As investors douse the bond markets with more capital as a result of global recession fears, prices have been climbing and yields have been falling in Treasury notes to record-low levels. The move has been causing analysts to ponder whether negative interest rates could be on the horizon, but bond expert DoubleLine CEO Jeffrey Gundlach believes that rates have finally hit a bottom floor.

“It’s not a great idea to bet on low-interest rates,” Gundlach said in an investor webcast on Tuesday.

Per a CNBC report, “The yield on the benchmark 10-year Treasury breached below 1.5% in August, while the 30-year Treasury bond yield fell below 2% for the first time ever as the U.S.-China trade war escalated.”

Last week, in order to stem the tide of falling rates, the central bank conducted a repurchase operation to the tune of $53 million in various debt instruments. It was a move the Fed made for the first time in a decade.

The move came after the buzz in the capital markets that the Fed was losing sight of their benchmark rate. The move came amid last week’s decision to cut rates by another quarter-point.

The repurchase operation spiked the overnight repo rate to as high as 8.5%, which alarmed analysts.

“It’s pretty serious — not an existential financial system crisis, but it’s pretty serious,” said Guy LeBas, chief fixed-income strategist at Janney Montgomery Scott. “The issue that worries me more is when financial rates spike like this, unpredictable events start to come up … random things that tend to precipitate financial crises. Higher financing rates means the marginal borrower gets pushed out of the financial markets. It creates an opportunity for those problems to emerge.”

Gains Made in America

Worries of slowing global growth and inverting yield curves haven’t slowed down the U.S. For investors who are worried that U.S.-China trade wars will feed into more weakness for U.S. equities, they can feel at ease knowing that when it comes to relative value ETFs, the United States is still the place to be.

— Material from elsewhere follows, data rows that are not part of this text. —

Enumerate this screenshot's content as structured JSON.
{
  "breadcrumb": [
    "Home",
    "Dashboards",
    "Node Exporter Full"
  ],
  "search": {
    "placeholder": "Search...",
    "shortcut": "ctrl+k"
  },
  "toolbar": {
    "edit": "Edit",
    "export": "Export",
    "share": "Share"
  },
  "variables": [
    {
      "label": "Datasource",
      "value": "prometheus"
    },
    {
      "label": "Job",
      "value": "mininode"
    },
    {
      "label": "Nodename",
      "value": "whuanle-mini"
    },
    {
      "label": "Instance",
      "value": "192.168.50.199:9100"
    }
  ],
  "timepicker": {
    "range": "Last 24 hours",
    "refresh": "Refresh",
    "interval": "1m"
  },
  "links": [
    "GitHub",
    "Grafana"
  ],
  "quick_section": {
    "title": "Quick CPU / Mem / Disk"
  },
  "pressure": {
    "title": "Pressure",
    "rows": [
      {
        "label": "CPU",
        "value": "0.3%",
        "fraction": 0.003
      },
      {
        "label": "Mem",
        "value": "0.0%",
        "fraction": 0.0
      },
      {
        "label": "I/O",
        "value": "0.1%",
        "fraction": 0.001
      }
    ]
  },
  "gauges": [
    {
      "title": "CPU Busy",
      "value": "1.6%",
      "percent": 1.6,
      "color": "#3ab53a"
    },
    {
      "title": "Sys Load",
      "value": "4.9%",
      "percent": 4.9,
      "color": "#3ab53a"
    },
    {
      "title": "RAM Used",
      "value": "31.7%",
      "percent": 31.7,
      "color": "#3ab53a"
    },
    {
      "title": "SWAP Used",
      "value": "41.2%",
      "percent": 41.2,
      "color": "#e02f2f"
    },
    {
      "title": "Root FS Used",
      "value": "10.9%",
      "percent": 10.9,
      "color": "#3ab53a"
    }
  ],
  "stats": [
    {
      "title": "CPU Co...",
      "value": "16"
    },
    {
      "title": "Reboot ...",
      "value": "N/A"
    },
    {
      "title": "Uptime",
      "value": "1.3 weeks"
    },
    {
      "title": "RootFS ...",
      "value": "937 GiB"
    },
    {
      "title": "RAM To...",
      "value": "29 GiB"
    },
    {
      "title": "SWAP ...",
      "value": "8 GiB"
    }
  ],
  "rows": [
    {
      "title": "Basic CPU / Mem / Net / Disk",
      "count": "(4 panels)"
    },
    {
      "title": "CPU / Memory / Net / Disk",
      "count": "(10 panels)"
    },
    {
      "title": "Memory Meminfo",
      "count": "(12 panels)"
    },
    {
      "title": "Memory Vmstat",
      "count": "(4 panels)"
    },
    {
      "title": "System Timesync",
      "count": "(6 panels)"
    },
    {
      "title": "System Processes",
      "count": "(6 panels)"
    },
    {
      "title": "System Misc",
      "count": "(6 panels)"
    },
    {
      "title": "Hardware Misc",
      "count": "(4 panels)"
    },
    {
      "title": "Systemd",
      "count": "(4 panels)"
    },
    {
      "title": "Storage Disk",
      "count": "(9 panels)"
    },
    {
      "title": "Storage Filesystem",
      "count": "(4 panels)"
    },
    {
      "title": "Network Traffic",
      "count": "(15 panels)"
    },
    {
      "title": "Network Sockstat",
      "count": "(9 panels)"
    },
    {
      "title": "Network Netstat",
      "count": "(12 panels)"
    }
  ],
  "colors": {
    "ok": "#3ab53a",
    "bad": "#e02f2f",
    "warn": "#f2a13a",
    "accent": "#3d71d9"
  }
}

“While small caps remain a pocket of relative weakness within the U.S. equity markets, it is hard to ignore how dominant U.S. stocks have been relative to international stocks,” Direxion Investments said in their latest Relative Weight Spotlight. “On a year-to-date basis, the U.S. has outperformed by 9.53%. In fact, on almost every trailing monthly basis going back to 2016, the U.S. has outperformed international stocks. While classic valuation metrics may be signaling for a rotation towards international exposures, we continue to believe that the current macroeconomic environment supports for this trend to continue.”

Related: How Much Do The Markets Believe The Fed? 

The month of August was a challenging environment for most equities, but compare say emerging markets to U.S. equities, and investors will see that they were better off sticking with the red, white and blue.

For investors who may be sensing continued upside in U.S. equities over international equities, the Direxion FTSE Russell US Over International ETF (NYSEArca: RWUI) offers them the ability to benefit not only from domestic U.S. markets potentially performing well but from their outperformance compared to international markets.

For more relative market trends, visit our Relative Value Channel.